NEW YORK—On Feb. 29, Sotheby’s posted results for 2011, indicating that the house had one of its best years to date in terms of auction and private sales. However, investors and analysts focused on the fact that fourth-quarter revenue—typically one of the strongest because of the major New York fall auctions—had suffered a drop from year-ago levels and missed analyst estimates.
The auction house reported $71.5 million in net income for the fourth quarter, down from $96.2 million in the comparable quarter for 2010. On a per-share basis, Sotheby’s reported net income of $1.05, falling below the consensus analyst estimate of $1.25 a share.
In a conference call following the release of the earnings report, CEO Bill Ruprecht said the decline was “largely attributable to a decline in auction and related revenues,” which were down $35.6 million, or 11 percent, to $274.9 million. By comparison, the auction and related revenue in 2010 was $310.5 million.

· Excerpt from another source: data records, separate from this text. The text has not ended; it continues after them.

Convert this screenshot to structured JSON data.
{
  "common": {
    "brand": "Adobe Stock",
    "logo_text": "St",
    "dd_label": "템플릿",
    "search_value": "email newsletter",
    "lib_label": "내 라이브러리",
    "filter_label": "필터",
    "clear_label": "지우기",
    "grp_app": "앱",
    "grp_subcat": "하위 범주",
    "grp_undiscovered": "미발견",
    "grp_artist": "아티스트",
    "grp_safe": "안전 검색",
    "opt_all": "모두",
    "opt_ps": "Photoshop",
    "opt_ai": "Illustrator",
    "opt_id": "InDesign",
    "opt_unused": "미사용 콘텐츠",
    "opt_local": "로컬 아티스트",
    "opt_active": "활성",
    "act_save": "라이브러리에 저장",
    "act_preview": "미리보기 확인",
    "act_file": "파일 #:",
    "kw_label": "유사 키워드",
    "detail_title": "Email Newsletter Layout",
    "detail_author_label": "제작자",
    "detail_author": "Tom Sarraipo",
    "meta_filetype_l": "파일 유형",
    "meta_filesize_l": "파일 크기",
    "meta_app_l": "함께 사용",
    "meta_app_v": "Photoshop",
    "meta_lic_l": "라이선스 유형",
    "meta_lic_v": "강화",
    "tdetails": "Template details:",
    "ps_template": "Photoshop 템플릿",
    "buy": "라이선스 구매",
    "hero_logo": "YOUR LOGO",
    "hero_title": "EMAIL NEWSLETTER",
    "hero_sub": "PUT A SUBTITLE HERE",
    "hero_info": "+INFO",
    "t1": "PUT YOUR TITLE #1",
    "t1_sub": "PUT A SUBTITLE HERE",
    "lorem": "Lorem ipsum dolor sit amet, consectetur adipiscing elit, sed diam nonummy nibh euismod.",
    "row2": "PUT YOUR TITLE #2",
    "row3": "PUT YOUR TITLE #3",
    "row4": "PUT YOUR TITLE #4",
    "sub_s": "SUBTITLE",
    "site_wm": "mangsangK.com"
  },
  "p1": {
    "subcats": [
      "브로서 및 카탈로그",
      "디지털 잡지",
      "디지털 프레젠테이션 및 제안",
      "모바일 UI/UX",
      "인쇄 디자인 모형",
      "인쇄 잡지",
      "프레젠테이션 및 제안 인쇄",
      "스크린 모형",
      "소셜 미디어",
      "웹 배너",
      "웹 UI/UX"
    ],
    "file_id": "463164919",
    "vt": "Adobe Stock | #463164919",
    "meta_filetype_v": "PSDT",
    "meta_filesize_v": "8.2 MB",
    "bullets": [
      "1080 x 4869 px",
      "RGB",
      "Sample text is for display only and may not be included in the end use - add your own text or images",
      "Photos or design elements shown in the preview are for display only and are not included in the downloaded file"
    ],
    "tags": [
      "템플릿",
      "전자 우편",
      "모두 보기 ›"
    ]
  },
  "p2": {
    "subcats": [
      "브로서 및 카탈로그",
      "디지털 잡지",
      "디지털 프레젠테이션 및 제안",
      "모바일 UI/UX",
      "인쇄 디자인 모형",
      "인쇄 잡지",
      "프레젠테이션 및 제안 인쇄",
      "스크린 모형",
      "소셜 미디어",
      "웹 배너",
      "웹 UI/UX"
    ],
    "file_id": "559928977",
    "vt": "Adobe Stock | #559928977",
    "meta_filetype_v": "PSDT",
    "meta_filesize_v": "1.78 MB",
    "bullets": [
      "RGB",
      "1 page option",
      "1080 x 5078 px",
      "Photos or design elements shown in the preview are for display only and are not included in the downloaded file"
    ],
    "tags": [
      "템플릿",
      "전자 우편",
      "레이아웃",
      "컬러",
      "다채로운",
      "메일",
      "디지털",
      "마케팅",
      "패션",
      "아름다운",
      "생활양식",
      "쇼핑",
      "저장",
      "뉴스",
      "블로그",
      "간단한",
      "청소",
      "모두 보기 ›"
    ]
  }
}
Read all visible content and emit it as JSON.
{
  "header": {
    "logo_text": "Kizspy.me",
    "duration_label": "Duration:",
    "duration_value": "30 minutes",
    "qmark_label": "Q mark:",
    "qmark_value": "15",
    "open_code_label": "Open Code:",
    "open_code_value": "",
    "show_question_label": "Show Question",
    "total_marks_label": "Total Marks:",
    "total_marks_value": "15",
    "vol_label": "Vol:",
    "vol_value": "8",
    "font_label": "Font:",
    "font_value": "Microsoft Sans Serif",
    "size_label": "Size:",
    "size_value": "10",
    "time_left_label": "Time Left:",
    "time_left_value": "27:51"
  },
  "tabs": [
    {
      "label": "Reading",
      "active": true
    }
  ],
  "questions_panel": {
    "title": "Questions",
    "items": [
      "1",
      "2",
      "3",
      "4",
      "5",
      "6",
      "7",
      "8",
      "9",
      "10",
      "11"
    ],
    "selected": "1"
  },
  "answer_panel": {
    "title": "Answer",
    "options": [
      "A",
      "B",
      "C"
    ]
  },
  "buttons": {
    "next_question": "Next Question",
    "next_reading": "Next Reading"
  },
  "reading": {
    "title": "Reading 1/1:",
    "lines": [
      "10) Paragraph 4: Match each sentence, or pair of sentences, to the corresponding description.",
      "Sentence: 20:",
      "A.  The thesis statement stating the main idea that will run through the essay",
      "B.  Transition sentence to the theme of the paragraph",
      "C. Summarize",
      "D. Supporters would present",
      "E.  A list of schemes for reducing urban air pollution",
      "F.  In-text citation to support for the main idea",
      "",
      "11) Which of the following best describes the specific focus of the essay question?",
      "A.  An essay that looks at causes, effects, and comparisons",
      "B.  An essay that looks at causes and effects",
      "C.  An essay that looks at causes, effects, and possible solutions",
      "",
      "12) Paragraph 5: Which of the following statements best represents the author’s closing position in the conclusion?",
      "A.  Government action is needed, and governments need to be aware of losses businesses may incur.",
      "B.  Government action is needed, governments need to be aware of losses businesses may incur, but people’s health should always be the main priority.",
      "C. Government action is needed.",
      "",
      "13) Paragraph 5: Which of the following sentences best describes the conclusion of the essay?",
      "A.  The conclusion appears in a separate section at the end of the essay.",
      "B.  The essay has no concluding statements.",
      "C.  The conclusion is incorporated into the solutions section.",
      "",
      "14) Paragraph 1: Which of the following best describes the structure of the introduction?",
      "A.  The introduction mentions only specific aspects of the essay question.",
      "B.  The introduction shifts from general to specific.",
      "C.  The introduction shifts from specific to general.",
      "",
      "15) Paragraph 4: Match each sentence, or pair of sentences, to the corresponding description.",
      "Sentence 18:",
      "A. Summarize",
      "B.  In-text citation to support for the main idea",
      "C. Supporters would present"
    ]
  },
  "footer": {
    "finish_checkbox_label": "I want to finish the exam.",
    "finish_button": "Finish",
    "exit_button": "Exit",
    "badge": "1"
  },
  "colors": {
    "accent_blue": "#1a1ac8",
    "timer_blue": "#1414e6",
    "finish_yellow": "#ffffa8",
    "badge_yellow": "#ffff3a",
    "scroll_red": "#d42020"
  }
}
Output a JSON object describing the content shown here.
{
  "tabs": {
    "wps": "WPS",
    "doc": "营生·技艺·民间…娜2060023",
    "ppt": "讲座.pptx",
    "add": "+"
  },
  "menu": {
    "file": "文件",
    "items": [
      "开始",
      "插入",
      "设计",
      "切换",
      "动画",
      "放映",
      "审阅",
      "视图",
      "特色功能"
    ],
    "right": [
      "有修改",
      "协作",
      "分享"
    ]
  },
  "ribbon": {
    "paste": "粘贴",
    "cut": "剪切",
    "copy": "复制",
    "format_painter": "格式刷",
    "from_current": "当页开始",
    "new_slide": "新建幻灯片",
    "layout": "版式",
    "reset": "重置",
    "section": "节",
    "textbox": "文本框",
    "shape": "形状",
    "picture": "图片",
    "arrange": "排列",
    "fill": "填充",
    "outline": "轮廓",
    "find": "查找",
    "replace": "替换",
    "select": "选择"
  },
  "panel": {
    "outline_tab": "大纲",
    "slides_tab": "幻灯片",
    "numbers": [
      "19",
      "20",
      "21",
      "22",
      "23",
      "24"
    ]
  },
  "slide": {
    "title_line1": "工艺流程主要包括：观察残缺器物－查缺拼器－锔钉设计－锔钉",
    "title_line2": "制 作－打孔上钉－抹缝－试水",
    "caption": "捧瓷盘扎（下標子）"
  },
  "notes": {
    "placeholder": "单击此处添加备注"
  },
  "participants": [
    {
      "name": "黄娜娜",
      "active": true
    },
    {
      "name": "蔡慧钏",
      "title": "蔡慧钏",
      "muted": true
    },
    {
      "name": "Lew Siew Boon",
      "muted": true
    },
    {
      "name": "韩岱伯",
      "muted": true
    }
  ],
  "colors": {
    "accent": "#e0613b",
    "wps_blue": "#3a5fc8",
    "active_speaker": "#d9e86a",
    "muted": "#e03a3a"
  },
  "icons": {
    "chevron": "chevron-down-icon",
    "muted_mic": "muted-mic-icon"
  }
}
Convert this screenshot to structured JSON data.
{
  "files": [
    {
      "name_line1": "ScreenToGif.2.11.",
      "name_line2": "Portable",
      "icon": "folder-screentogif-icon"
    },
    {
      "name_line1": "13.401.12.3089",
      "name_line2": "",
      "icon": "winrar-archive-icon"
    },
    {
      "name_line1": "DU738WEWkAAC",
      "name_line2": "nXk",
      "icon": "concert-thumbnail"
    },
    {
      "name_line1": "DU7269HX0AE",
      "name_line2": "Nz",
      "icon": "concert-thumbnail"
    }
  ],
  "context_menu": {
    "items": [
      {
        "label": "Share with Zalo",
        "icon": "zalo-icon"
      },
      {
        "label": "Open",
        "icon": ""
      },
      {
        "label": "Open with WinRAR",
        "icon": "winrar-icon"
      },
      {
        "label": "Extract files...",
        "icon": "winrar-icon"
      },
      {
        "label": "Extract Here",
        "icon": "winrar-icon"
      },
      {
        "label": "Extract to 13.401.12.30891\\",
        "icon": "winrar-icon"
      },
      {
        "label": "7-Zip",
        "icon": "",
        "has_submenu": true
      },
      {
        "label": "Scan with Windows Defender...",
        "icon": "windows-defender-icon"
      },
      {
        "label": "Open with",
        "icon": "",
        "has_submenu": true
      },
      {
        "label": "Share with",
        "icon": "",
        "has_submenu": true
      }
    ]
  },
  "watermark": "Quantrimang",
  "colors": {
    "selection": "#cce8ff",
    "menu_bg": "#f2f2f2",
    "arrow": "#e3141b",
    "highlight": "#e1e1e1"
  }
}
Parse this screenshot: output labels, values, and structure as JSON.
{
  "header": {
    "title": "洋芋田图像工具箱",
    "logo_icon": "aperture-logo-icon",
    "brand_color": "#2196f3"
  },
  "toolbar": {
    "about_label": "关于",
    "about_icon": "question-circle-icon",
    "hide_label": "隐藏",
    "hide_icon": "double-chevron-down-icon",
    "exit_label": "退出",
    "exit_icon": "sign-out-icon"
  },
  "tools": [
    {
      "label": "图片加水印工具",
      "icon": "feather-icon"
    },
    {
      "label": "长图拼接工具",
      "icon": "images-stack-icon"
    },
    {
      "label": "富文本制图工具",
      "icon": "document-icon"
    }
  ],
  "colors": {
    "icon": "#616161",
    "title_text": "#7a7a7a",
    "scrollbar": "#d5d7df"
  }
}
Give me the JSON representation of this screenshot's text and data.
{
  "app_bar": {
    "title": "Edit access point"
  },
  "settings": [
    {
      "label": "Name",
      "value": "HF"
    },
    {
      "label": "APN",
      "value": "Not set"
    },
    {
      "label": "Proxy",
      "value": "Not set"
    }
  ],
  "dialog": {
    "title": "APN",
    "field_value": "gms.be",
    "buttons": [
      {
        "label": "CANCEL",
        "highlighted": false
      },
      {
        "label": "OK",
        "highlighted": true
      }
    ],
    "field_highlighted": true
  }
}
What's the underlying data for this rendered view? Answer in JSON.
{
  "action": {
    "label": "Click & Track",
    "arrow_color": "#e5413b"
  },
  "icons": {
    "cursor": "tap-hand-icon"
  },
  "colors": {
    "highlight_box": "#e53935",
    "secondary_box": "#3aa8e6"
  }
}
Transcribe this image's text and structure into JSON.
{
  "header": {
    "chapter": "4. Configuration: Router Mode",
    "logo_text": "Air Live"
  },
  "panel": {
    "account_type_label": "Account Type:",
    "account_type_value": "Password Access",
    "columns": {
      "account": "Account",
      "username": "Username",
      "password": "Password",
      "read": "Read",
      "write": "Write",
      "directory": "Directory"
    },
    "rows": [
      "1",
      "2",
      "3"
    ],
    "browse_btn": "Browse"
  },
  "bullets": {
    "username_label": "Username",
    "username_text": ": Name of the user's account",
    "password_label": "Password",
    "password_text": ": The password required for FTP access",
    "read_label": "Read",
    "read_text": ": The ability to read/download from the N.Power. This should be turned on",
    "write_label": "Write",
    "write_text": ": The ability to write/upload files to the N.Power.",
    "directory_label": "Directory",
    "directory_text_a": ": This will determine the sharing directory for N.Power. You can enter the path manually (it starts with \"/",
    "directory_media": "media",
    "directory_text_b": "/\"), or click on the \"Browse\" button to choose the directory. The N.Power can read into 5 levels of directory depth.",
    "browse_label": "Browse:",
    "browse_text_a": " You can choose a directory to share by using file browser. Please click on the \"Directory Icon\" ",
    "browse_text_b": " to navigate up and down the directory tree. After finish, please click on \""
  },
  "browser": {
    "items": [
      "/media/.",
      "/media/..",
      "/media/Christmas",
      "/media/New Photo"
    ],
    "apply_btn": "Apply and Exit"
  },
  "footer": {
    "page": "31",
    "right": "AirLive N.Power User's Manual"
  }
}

On the other hand, noted Ruprecht, for the full-year 2011, “Sotheby’s generated the best financial results in its 268-year history, apart from its record year in 2007.” The house reported a 7 percent, or $57.5 million, year-over-year increase in revenue, for a total of $791.7 million, as compared with $731 million in 2010. However, he conceded that the growth in annual revenue was “offset by a higher level of operating expenses due in part to increased staff levels” and their compensation costs; as well as the cost of investments purposed for growing its business in China and enhancing its information technology and online offerings.
Ruprecht said the auction house saw consolidated sales in Asia reach $1 billion, and that the house will continue to expand its business in China and other fast-growing markets. A spokeswoman said details of the planned expansion in Asia would be released later this month.
Ruprecht also noted that private sales, “an increasingly important part of Sotheby’s business,” hit a record $814.6 million, up 65 percent from the year-ago level.
As ARTnewsletter was published, shares were trading at $35.36, down about 10 percent.
Analyst Rommel Dionisio, of Wedbush Securities, released a report following Sotheby’s earnings in which he reiterated that the upcoming spring auctions could act as a near-term catalyst for the stock. He maintained the 12-month price target of $46.
Sotheby’s recently announced it had won two major consignments to be offered at its May auctions in New York: a version of Edvard Munch’s The Scream, that may fetch as much as $80 million; as well as Pop artist Roy Lichtenstein’s Sleeping Girl, which has a presale estimate of $30 million/40 million.